<<<<
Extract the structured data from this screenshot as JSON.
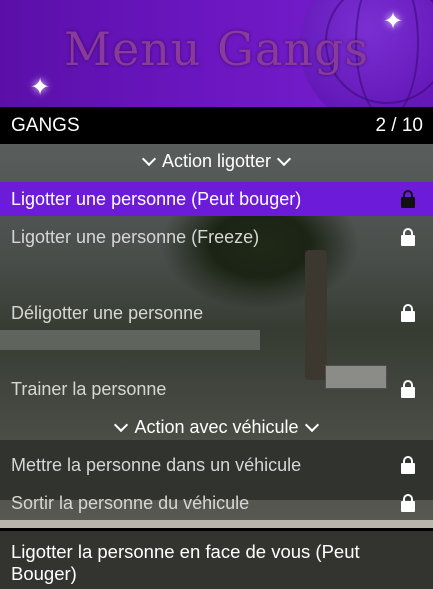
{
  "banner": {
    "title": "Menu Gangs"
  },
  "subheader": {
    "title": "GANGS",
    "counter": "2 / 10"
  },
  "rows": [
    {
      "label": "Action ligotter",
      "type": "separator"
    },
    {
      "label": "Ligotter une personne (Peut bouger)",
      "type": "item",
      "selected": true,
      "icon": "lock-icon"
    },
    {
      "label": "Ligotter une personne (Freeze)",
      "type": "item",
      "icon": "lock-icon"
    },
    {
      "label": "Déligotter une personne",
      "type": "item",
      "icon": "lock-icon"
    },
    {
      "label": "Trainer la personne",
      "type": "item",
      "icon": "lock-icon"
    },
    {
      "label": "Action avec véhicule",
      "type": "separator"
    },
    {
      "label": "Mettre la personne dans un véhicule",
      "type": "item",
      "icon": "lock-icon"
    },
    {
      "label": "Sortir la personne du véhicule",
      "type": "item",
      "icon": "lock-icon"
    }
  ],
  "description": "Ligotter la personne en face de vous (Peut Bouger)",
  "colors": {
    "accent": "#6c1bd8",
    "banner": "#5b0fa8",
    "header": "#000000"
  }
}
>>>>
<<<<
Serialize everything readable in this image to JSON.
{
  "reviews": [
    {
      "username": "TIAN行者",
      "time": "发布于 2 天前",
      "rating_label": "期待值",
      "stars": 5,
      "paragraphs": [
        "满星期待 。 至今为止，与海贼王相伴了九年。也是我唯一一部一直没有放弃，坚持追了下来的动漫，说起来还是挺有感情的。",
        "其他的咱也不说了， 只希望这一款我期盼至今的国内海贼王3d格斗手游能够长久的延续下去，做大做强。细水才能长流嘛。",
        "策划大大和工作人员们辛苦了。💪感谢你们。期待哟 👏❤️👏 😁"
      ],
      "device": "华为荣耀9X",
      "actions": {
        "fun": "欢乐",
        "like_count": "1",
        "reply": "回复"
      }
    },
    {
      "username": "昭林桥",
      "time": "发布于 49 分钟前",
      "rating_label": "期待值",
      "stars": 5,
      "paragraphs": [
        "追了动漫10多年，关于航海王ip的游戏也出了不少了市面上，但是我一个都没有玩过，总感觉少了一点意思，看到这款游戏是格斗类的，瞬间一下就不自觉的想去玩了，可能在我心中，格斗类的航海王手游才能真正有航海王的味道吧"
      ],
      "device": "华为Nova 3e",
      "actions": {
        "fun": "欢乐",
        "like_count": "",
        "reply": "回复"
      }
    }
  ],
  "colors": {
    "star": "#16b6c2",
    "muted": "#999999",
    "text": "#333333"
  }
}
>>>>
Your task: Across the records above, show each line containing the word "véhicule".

Expected answer:
      "label": "Action avec véhicule",
      "label": "Mettre la personne dans un véhicule",
      "label": "Sortir la personne du véhicule",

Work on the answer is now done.